● **TASK DESCRIPTION**
All of the data needs to come back exactly as written.

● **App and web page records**
--
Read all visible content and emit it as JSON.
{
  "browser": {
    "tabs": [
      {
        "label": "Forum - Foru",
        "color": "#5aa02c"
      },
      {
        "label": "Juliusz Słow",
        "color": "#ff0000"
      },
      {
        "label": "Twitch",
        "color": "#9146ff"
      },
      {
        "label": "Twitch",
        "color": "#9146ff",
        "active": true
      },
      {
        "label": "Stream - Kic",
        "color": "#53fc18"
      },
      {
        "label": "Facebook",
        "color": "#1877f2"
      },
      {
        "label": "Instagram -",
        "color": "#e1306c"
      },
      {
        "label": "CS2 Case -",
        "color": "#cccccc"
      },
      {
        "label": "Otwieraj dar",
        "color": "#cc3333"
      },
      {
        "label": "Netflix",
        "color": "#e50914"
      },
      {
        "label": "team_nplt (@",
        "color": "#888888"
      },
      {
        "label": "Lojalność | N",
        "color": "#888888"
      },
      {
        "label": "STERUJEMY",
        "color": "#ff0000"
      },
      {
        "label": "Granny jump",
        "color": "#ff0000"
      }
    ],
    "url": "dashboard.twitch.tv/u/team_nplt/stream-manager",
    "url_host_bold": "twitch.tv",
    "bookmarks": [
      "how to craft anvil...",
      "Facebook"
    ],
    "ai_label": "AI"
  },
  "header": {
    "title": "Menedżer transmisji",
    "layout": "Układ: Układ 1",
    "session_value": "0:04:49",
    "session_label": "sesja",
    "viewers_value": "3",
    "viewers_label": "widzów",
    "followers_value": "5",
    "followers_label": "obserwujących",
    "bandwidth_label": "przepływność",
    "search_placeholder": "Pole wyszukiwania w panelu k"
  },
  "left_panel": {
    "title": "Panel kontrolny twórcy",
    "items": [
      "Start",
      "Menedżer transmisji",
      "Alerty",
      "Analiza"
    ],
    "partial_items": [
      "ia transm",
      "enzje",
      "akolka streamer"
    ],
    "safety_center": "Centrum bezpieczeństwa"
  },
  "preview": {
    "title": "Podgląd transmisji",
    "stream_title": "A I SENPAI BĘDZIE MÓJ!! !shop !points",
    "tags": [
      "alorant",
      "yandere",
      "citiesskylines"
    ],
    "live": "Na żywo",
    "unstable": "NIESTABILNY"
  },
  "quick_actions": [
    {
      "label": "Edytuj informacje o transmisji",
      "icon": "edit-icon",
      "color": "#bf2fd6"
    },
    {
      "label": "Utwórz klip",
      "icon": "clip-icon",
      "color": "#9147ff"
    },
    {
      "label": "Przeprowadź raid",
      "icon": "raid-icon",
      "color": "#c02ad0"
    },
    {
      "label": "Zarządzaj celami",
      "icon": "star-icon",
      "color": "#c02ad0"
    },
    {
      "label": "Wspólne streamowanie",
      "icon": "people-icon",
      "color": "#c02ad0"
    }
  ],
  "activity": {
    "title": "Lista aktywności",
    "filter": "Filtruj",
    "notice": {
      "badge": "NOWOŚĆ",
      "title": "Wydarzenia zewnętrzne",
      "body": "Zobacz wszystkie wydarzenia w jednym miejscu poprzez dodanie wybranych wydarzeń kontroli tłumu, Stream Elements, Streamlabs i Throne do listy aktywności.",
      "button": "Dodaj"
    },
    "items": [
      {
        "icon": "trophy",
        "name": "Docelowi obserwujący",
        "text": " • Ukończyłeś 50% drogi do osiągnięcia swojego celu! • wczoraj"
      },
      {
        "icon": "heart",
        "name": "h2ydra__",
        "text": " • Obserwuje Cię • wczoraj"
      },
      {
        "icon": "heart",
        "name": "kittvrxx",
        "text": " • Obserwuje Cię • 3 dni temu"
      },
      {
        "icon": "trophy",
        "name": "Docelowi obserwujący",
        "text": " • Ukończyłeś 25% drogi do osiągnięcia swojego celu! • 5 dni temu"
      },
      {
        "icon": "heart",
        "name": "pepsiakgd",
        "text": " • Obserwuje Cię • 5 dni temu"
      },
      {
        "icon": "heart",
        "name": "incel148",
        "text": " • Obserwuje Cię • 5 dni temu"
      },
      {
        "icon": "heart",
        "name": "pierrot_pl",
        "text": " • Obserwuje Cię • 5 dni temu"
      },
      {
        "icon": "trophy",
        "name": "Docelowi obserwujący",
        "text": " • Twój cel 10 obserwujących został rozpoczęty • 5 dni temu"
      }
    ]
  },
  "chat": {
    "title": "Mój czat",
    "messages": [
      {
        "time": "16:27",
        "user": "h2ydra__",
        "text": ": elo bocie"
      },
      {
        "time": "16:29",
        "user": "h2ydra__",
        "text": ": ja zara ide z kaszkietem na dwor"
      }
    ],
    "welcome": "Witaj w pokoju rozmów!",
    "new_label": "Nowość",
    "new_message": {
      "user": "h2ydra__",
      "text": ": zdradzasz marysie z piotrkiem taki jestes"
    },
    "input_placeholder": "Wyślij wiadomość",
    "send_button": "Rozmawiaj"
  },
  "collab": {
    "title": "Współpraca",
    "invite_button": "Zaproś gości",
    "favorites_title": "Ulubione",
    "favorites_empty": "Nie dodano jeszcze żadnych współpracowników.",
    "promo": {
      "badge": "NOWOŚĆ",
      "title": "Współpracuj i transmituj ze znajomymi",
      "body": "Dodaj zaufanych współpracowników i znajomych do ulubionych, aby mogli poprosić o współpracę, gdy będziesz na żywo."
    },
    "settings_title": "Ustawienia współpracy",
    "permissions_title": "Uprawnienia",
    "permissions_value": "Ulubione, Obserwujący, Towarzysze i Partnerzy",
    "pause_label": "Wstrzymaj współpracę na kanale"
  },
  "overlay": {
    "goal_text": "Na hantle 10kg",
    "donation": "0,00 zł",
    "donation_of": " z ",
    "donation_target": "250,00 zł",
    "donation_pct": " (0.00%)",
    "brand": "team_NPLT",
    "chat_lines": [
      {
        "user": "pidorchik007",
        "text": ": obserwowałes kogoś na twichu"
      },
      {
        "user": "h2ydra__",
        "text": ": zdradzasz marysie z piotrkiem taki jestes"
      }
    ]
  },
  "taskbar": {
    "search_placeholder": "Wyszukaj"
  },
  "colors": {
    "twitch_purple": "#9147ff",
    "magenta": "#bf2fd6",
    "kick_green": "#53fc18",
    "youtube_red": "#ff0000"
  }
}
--
● **ANSWER FOR THIS EXERCISE**
Read all visible content and emit it as JSON.
{
  "browser": {
    "tabs": [
      {
        "label": "Forum - Foru",
        "color": "#5aa02c"
      },
      {
        "label": "Juliusz Słow",
        "color": "#ff0000"
      },
      {
        "label": "Twitch",
        "color": "#9146ff"
      },
      {
        "label": "Twitch",
        "color": "#9146ff",
        "active": true
      },
      {
        "label": "Stream - Kic",
        "color": "#53fc18"
      },
      {
        "label": "Facebook",
        "color": "#1877f2"
      },
      {
        "label": "Instagram -",
        "color": "#e1306c"
      },
      {
        "label": "CS2 Case -",
        "color": "#cccccc"
      },
      {
        "label": "Otwieraj dar",
        "color": "#cc3333"
      },
      {
        "label": "Netflix",
        "color": "#e50914"
      },
      {
        "label": "team_nplt (@",
        "color": "#888888"
      },
      {
        "label": "Lojalność | N",
        "color": "#888888"
      },
      {
        "label": "STERUJEMY",
        "color": "#ff0000"
      },
      {
        "label": "Granny jump",
        "color": "#ff0000"
      }
    ],
    "url": "dashboard.twitch.tv/u/team_nplt/stream-manager",
    "url_host_bold": "twitch.tv",
    "bookmarks": [
      "how to craft anvil...",
      "Facebook"
    ],
    "ai_label": "AI"
  },
  "header": {
    "title": "Menedżer transmisji",
    "layout": "Układ: Układ 1",
    "session_value": "0:04:49",
    "session_label": "sesja",
    "viewers_value": "3",
    "viewers_label": "widzów",
    "followers_value": "5",
    "followers_label": "obserwujących",
    "bandwidth_label": "przepływność",
    "search_placeholder": "Pole wyszukiwania w panelu k"
  },
  "left_panel": {
    "title": "Panel kontrolny twórcy",
    "items": [
      "Start",
      "Menedżer transmisji",
      "Alerty",
      "Analiza"
    ],
    "partial_items": [
      "ia transm",
      "enzje",
      "akolka streamer"
    ],
    "safety_center": "Centrum bezpieczeństwa"
  },
  "preview": {
    "title": "Podgląd transmisji",
    "stream_title": "A I SENPAI BĘDZIE MÓJ!! !shop !points",
    "tags": [
      "alorant",
      "yandere",
      "citiesskylines"
    ],
    "live": "Na żywo",
    "unstable": "NIESTABILNY"
  },
  "quick_actions": [
    {
      "label": "Edytuj informacje o transmisji",
      "icon": "edit-icon",
      "color": "#bf2fd6"
    },
    {
      "label": "Utwórz klip",
      "icon": "clip-icon",
      "color": "#9147ff"
    },
    {
      "label": "Przeprowadź raid",
      "icon": "raid-icon",
      "color": "#c02ad0"
    },
    {
      "label": "Zarządzaj celami",
      "icon": "star-icon",
      "color": "#c02ad0"
    },
    {
      "label": "Wspólne streamowanie",
      "icon": "people-icon",
      "color": "#c02ad0"
    }
  ],
  "activity": {
    "title": "Lista aktywności",
    "filter": "Filtruj",
    "notice": {
      "badge": "NOWOŚĆ",
      "title": "Wydarzenia zewnętrzne",
      "body": "Zobacz wszystkie wydarzenia w jednym miejscu poprzez dodanie wybranych wydarzeń kontroli tłumu, Stream Elements, Streamlabs i Throne do listy aktywności.",
      "button": "Dodaj"
    },
    "items": [
      {
        "icon": "trophy",
        "name": "Docelowi obserwujący",
        "text": " • Ukończyłeś 50% drogi do osiągnięcia swojego celu! • wczoraj"
      },
      {
        "icon": "heart",
        "name": "h2ydra__",
        "text": " • Obserwuje Cię • wczoraj"
      },
      {
        "icon": "heart",
        "name": "kittvrxx",
        "text": " • Obserwuje Cię • 3 dni temu"
      },
      {
        "icon": "trophy",
        "name": "Docelowi obserwujący",
        "text": " • Ukończyłeś 25% drogi do osiągnięcia swojego celu! • 5 dni temu"
      },
      {
        "icon": "heart",
        "name": "pepsiakgd",
        "text": " • Obserwuje Cię • 5 dni temu"
      },
      {
        "icon": "heart",
        "name": "incel148",
        "text": " • Obserwuje Cię • 5 dni temu"
      },
      {
        "icon": "heart",
        "name": "pierrot_pl",
        "text": " • Obserwuje Cię • 5 dni temu"
      },
      {
        "icon": "trophy",
        "name": "Docelowi obserwujący",
        "text": " • Twój cel 10 obserwujących został rozpoczęty • 5 dni temu"
      }
    ]
  },
  "chat": {
    "title": "Mój czat",
    "messages": [
      {
        "time": "16:27",
        "user": "h2ydra__",
        "text": ": elo bocie"
      },
      {
        "time": "16:29",
        "user": "h2ydra__",
        "text": ": ja zara ide z kaszkietem na dwor"
      }
    ],
    "welcome": "Witaj w pokoju rozmów!",
    "new_label": "Nowość",
    "new_message": {
      "user": "h2ydra__",
      "text": ": zdradzasz marysie z piotrkiem taki jestes"
    },
    "input_placeholder": "Wyślij wiadomość",
    "send_button": "Rozmawiaj"
  },
  "collab": {
    "title": "Współpraca",
    "invite_button": "Zaproś gości",
    "favorites_title": "Ulubione",
    "favorites_empty": "Nie dodano jeszcze żadnych współpracowników.",
    "promo": {
      "badge": "NOWOŚĆ",
      "title": "Współpracuj i transmituj ze znajomymi",
      "body": "Dodaj zaufanych współpracowników i znajomych do ulubionych, aby mogli poprosić o współpracę, gdy będziesz na żywo."
    },
    "settings_title": "Ustawienia współpracy",
    "permissions_title": "Uprawnienia",
    "permissions_value": "Ulubione, Obserwujący, Towarzysze i Partnerzy",
    "pause_label": "Wstrzymaj współpracę na kanale"
  },
  "overlay": {
    "goal_text": "Na hantle 10kg",
    "donation": "0,00 zł",
    "donation_of": " z ",
    "donation_target": "250,00 zł",
    "donation_pct": " (0.00%)",
    "brand": "team_NPLT",
    "chat_lines": [
      {
        "user": "pidorchik007",
        "text": ": obserwowałes kogoś na twichu"
      },
      {
        "user": "h2ydra__",
        "text": ": zdradzasz marysie z piotrkiem taki jestes"
      }
    ]
  },
  "taskbar": {
    "search_placeholder": "Wyszukaj"
  },
  "colors": {
    "twitch_purple": "#9147ff",
    "magenta": "#bf2fd6",
    "kick_green": "#53fc18",
    "youtube_red": "#ff0000"
  }
}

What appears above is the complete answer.